ABOUT 12 years ago Nikki Hind’s life changed in two quite different ways – she became a mother but also suffered a stroke that left her legally blind.
“I learned to live with it while I was learning to be a mum so it kind of all blends into that entire experience,” she said. “It was not my primary focus, you just get on with being a mum.”
Ms Hind found it difficult to continue working in public relations and event management and a decade passed before she started exploring a field she had always loved, fashion design.
“I realised social justice to me is just as big a driver and I wanted to link it, to communicate something I feel passionate about,” she said.
And so Blind Justice came into being.
“The concept is inspirational athleisure wear created by those who conquer challenges for those who are ready for one,” the Albury founder said.
Under Ms Hind’s business model, she designs the clothes and outsources their creation.
“Wherever that’s possible it will be people who have survived a refugee experience,” she said.
Blind Justice has launched two competitions to find artwork and meaningful quotes that will feature on the label’s first collection, which Ms Hinds hopes will be released later this year. Competition entries close on October 7.
Ms Hind has conducted extensive community engagement, research and development and appreciated the support of organisations such as Vision Australia, Global Sisters and the Murray Valley Refugee Sanctuary Group.
Through the latter, she made connections with people from a refugee background who could sew.
“They love using the old treadle machines because that’s how they learned to sew in the refugee camps because there’s no electricity,” Ms Hind said.
“They say it’s stronger, faster, easier and they can make all sorts of things.”
The Lions Club of Albury has since assisted by buying a treadle sewing machine for the project. Bhutanese refugee Tika Ram Bhattarai, who designed the Blind Justice logo while a year 12 student last year, is the enterprise’s first artist.
Ms Hind’s vision allows her to see details, but affects her depth perception, leaving her unable to drive, and she can only use a computer for short periods of time.
“Part of me, if I thought too hard about it, thought, ‘Who do I think I am? I can’t do this’,” she said.

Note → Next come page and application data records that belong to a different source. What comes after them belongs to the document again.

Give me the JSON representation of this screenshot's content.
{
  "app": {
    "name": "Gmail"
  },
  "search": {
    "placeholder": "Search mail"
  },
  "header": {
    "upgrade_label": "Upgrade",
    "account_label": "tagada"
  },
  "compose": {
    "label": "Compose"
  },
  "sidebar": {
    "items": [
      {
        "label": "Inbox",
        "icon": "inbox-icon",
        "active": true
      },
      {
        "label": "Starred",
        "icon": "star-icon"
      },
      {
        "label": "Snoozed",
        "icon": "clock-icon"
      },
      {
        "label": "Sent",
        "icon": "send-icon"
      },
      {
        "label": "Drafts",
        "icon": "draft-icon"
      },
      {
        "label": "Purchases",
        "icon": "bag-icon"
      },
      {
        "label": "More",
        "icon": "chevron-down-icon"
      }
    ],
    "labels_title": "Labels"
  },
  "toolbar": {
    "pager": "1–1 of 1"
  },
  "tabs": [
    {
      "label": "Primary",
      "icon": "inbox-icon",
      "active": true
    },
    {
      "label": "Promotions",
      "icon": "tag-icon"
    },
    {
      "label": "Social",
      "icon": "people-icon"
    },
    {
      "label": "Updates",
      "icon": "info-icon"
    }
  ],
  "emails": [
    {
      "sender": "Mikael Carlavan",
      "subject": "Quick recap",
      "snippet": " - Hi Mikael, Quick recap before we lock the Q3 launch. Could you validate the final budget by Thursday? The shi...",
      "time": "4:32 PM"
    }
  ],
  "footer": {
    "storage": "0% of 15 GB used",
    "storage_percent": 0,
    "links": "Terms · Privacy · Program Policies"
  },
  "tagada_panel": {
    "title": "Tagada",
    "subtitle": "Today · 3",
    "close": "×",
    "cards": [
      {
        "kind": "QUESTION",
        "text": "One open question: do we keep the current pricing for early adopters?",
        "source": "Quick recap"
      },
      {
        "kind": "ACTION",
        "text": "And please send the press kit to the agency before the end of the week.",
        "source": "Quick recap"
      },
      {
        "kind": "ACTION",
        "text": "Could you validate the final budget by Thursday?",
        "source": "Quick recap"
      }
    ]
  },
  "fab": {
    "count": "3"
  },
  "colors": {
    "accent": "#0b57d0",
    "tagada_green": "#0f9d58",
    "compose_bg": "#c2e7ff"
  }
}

She thanked all the groups and individuals who had helped her during a period of both steep learning and joy.
“It was so validating and encouraging, it was so lovely,” she said.